The Supreme Court’ order of restoring access to justice for defence personnel and their families has come as a huge respite for thousands of military veterans and their families, who had to move the supreme court to challenge the AFT verdicts. This has made it clear that the verdicts of the Armed Forces Tribunals (AFT) can be challenged before the high courts now.
While deciding the case Balkrishna Ram Vs Union of India, Justice Deepak Gupta and Justice Aniruddha Bose, gave the order on Thursday. The restoration has made justice accessible and affordable.
The division bench stated that the remedy of direct appeal from AFT to the Supreme Court would be “extremely difficult and beyond the monetary reach of an ordinary litigant”. The bench alsostated that the writ jurisdiction of the high courts over the military tribunals cannot even be taken away by a legislative or constitutional amendment and therefore the 2015 judgment by a two judges bench cannot overrule the law which is already laid down.
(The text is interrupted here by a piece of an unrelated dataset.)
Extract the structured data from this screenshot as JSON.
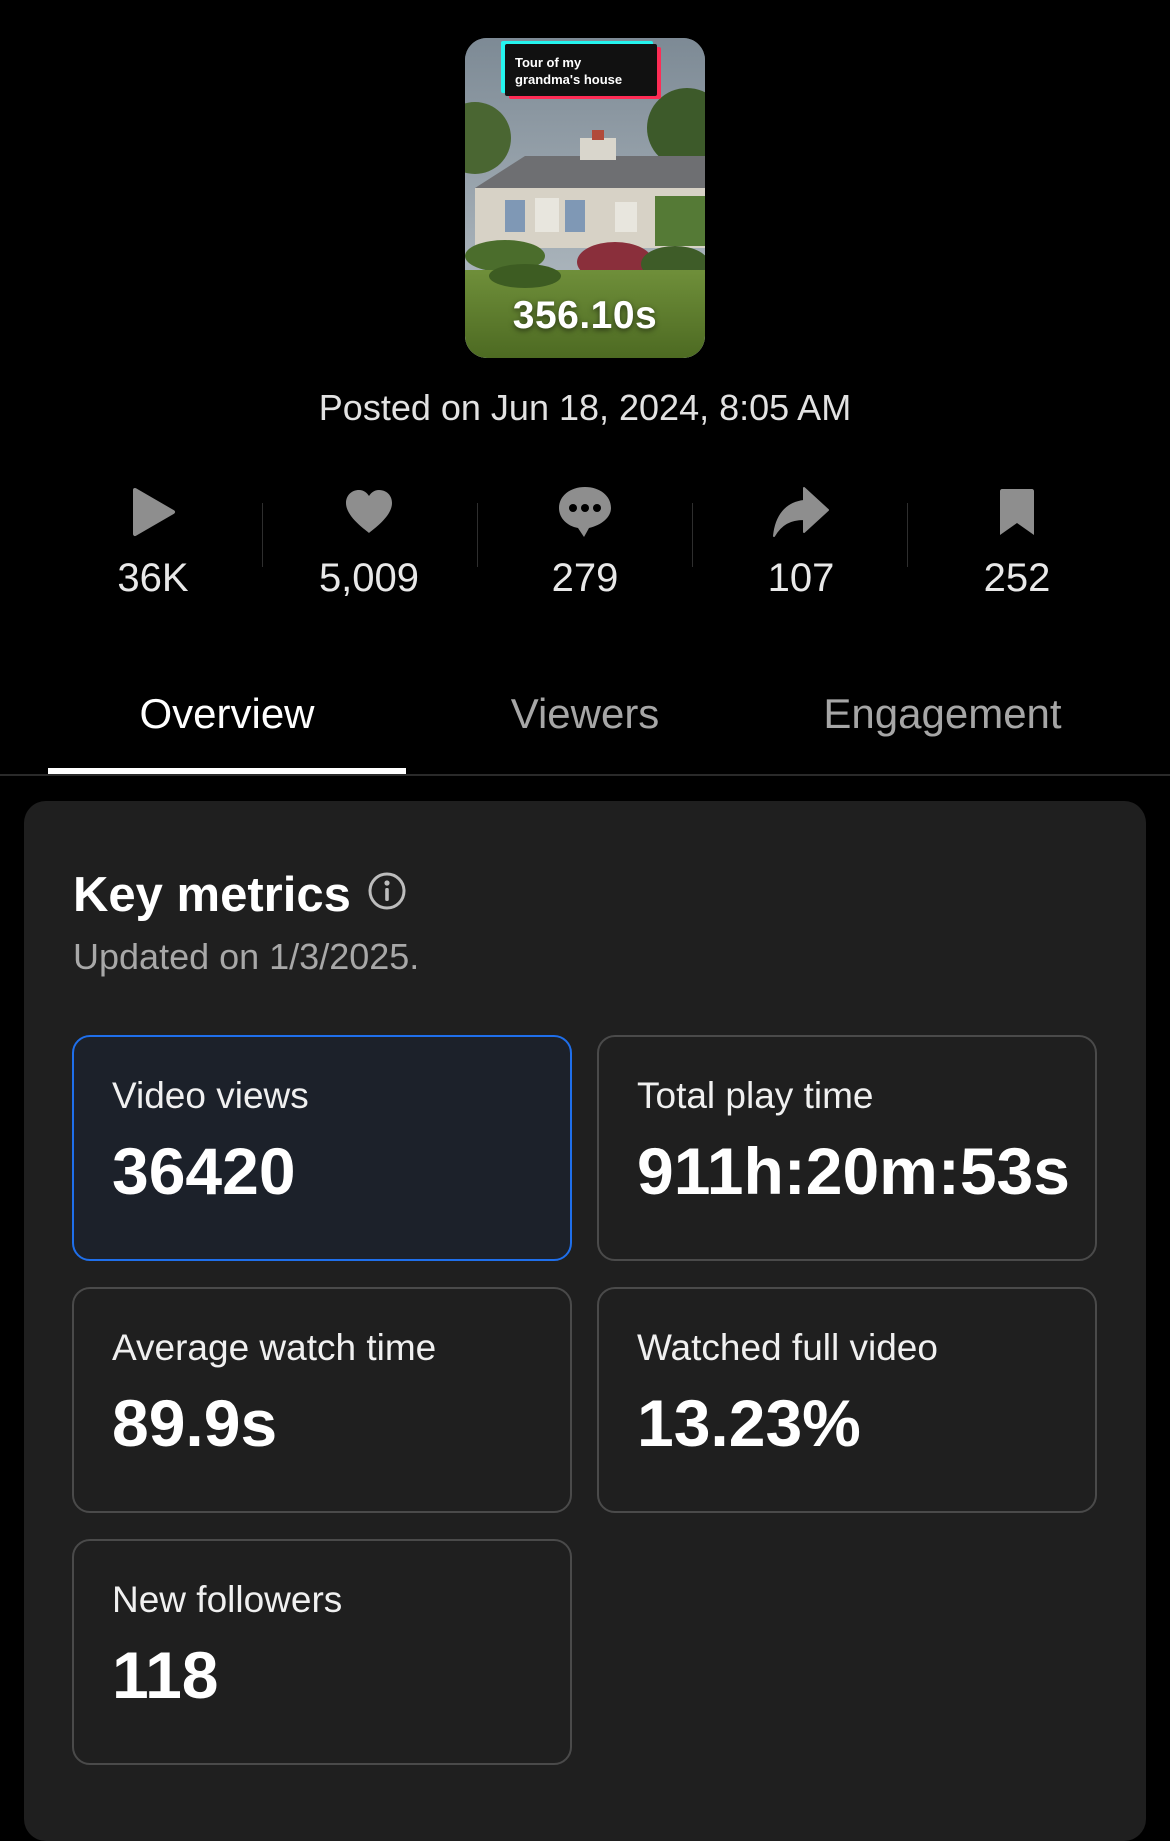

On 11th March 2015, a Supreme Court bench gave the judgement that AFT verdicts could not be challenged before the high courts and an appeal against the AFT orders could only be filed before the apex court if a “point of law of general public importance” is involved. The order had all buttransformed the AFT into the first and last court for military litigants. However due to the orders passed by the Central Administrative Tribunal (CAT), civilian litigants had the right to move appeals before the high courts and then the Supreme Court.
In a case, titled Navdeep Singh and related cases, Supreme Court had held that Article 226 of the Constitution does not restrict writ jurisdiction of the high courts over AFT, provided that the same can “neither be tampered with nor diluted.”
According to legal experts opinion restoration of jurisdiction of the high courts over AFTs has made justice accessible and affordable and has acted as a saviour for many litigants who were unable to approach the Supreme Court since their matters did not involve “general public importance.” Thecourt’s verdict has also diminished discrimination between civilian and military employees as far as accessibility is concerned and the Supreme Court is less likely to interfere in orders which arepassed by the division benches of the high courts than orders passed by the tribunals brought directly to the apex court.
For case specific advice, one can connect with Top/Expert AFT Chandigarh Chandimandir Bench Lawyer Advocate.
This post is written by Kashish Sandha. For info, call- 99888-17966.